2. For an Alternative Energy source to make a significant impact on greenhouse gas, global warming or energy independence, it will have to convincingly display technical and economic viability without being subsidized by governments or a coterie of altruistic enthusiasts.
3. Hydrogen and electricity (as, for example, transportation energy) are not primary energy sources but are (perhaps) convenient means to convey and store energy from a primary source – fossil fuels, wind, solar and nuclear, …. Without a non-fossil fuel primary source, relying on hydrogen or electric cars simply transfer the greenhouse gas problem from tailpipes to factory and power plant smokestacks.

Introducing The Alternative Energy Page from

May 7, 2009

Hello, and welcome to The Alternative Energy Page, a publication of Market Intelligence and Strategy Associates, a website devoted to excellence in marketing, marketing research and new business development.  Be sure to check our marketing practices blog.

I am Bob Brothers, a creative, forward thinking business development and marketing professional, with a record of accomplishment with global leaders in science driven products for consumer and industrial end users. Building on BS and MS degrees in Chemical Engineering, I have excelled in market development / new business development / marketing research roles addressing a broad range of science and technology driven products and services, across a variety of end use markets and complex business models.

I led or played key roles on business development teams which created and executed marketing and business strategies to introduce new products, to enter new markets, and to capture additional sales in existing businesses. For example …
– Introducing a new family of engineering polymers into BPA-free housewares and containers, infant care products, medical devices, and similar applications
– Creating a subsidiary to provide business process outsourcing services in the Health, Safety and Environmental compliance area
– Building marketing and manufacturing licensee channels and creating business / marketing plans for new decorative and functional building products
– Developing marketing and business strategies, and managing the sales development team, for a new industrial chemical
– Generating marketing insights and business development strategies to support Coal Gasification Services and Chemicals from Coal ventures
– Rationalizing and reorganizing internal and market-facing plastics recycling operations

I have, in addition, played a substantial role in building global marketing capabilities by creating and rolling out important components of Business & Marketing Excellence and Stage Gate platforms.
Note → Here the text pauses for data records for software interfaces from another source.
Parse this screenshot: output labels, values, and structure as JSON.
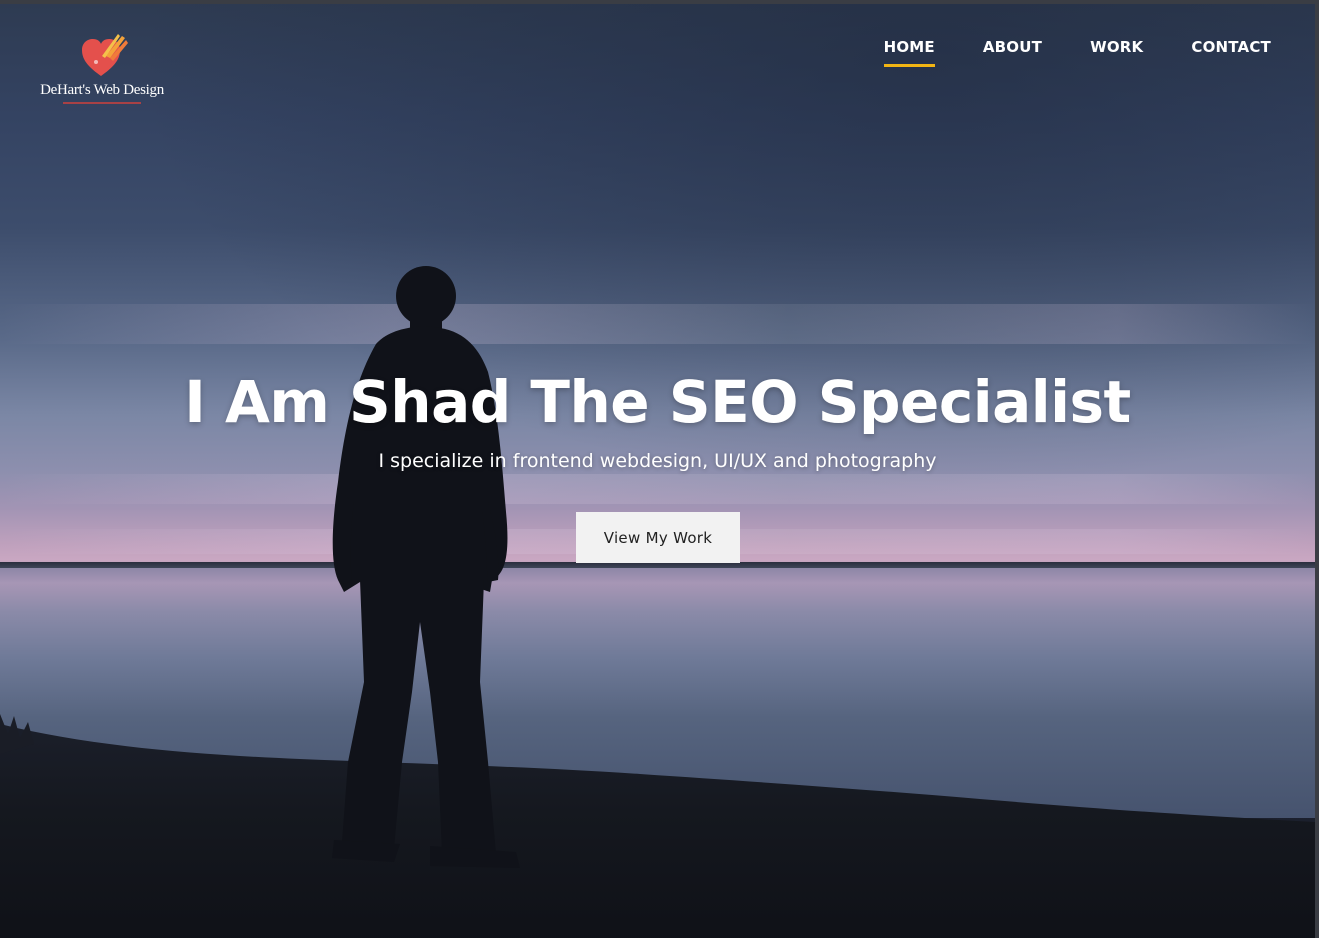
{
  "brand": {
    "name": "DeHart's Web Design",
    "logo_icon": "heart-rocket-icon",
    "accent_color": "#e4504c"
  },
  "nav": {
    "items": [
      {
        "label": "HOME",
        "active": true
      },
      {
        "label": "ABOUT",
        "active": false
      },
      {
        "label": "WORK",
        "active": false
      },
      {
        "label": "CONTACT",
        "active": false
      }
    ],
    "active_color": "#f2b514"
  },
  "hero": {
    "headline": "I Am Shad The SEO Specialist",
    "subheadline": "I specialize in frontend webdesign, UI/UX and photography",
    "cta_label": "View My Work"
  }
}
I enjoyed great success managing, training, and gaining recognition and promotions for new marketing research staff members, and am sought-after as a mentor for young marketing professionals.
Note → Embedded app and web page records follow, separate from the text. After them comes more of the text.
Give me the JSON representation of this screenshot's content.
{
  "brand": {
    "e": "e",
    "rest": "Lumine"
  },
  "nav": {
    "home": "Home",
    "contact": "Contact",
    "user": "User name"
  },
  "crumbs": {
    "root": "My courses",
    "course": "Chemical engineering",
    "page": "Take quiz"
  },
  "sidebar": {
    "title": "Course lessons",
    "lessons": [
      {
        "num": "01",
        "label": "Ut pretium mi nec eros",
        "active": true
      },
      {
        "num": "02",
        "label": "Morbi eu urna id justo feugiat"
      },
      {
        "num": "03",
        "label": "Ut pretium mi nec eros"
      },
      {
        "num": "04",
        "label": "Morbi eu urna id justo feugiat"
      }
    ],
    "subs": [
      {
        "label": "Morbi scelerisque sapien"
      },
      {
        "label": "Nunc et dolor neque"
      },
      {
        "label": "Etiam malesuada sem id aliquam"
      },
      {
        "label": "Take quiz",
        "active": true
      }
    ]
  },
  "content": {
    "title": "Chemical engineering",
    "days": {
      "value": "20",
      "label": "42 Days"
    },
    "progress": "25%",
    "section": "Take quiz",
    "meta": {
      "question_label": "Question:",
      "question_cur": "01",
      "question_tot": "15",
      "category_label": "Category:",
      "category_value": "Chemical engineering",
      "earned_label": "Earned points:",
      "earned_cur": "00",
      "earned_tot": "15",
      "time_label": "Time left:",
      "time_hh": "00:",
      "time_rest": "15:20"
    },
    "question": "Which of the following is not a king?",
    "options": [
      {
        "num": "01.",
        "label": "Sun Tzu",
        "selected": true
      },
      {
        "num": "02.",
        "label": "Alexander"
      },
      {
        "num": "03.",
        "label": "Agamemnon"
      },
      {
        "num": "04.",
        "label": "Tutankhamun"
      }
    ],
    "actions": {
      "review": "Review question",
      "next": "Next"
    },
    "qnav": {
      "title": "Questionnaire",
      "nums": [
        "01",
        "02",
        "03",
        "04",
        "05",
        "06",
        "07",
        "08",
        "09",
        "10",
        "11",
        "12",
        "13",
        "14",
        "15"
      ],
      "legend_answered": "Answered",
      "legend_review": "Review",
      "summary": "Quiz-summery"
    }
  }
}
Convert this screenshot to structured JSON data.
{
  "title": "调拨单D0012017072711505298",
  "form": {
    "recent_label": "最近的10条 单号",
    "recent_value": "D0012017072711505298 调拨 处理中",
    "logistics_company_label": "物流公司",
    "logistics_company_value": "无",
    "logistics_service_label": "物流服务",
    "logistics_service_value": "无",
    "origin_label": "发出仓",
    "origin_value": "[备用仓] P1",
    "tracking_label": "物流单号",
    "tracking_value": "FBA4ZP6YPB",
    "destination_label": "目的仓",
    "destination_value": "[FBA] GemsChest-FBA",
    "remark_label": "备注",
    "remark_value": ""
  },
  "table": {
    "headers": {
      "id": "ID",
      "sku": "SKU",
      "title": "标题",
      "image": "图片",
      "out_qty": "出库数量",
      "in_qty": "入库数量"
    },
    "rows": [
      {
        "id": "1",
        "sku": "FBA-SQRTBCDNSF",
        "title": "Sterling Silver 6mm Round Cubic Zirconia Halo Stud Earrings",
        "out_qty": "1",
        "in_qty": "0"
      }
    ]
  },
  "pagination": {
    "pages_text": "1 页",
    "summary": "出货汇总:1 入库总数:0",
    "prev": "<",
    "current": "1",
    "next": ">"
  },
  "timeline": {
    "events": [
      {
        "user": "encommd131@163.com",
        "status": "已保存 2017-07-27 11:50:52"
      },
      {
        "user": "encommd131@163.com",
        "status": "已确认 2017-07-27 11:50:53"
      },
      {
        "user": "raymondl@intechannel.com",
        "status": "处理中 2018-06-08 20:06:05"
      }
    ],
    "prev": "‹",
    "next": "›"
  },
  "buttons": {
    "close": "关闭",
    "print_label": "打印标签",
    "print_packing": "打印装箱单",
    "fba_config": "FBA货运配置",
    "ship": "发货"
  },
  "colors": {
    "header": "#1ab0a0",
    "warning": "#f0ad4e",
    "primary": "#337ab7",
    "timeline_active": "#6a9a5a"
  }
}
I performed a similar spectrum of market research and business development roles in support of subsidiaries and distributors in Latin America.

I earned a BS degree in Chemical Engineering from the University of Texas at Austin, and an MS in Chemical & Petroleum Engineering from Kansas University.

The Darker Side of Brazilian Ethanol

May 1, 2009

Reminiscent of Asian child labor scandals of the international shoe and apparel industries, the Brazilian sugarcane-ethanol business gets a black eye in a widely circulated Associated Press story for practicing ‘debt slavery’. Poor laborers, forced to buy food, shelter, clothing from plantation owners at prices far beyond what their wages will support quickly fall so far behind that they can never escape the clutches of the owners. See, for example, the Miami Herald.

The AP article cites estimates of 25000 Brazilians trapped under slave labor conditions (over a third in the sugarcane sector), and of 30000 debt slave being freed by government intervention since 1995.

While the situation likely reflects more on the general conditions of Brazilian agri-industry than on any special virulence of the sugar-ethanol business, it underscores an opportunity for the bio-energy sector to strenghten and polish its image as a leading corporate citizen. Better to be seen as a leader in building a social responsible industry.

“Brazil Slave Labor Complaints Rise”
By BRADLEY BROOKS, Associated Press Writers
April 29, 2009